Exercise: Please restate each entry that appears below word for word, without its pictures.

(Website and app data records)
┄┄┄┄┄┄┄┄┄┄┄┄┄┄┄┄┄┄┄┄

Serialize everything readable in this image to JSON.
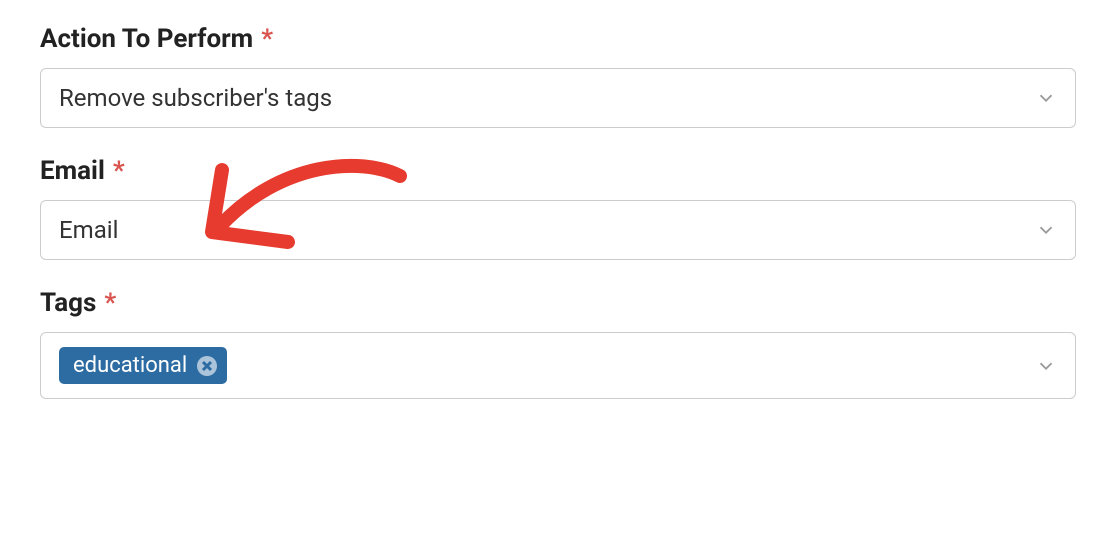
{
  "fields": {
    "action": {
      "label": "Action To Perform",
      "required_mark": "*",
      "value": "Remove subscriber's tags"
    },
    "email": {
      "label": "Email",
      "required_mark": "*",
      "value": "Email"
    },
    "tags": {
      "label": "Tags",
      "required_mark": "*",
      "selected": "educational"
    }
  }
}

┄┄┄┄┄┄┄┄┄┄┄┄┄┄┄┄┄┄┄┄

Problem solution:
Serialize everything readable in this image to JSON.
{
  "fields": {
    "action": {
      "label": "Action To Perform",
      "required_mark": "*",
      "value": "Remove subscriber's tags"
    },
    "email": {
      "label": "Email",
      "required_mark": "*",
      "value": "Email"
    },
    "tags": {
      "label": "Tags",
      "required_mark": "*",
      "selected": "educational"
    }
  }
}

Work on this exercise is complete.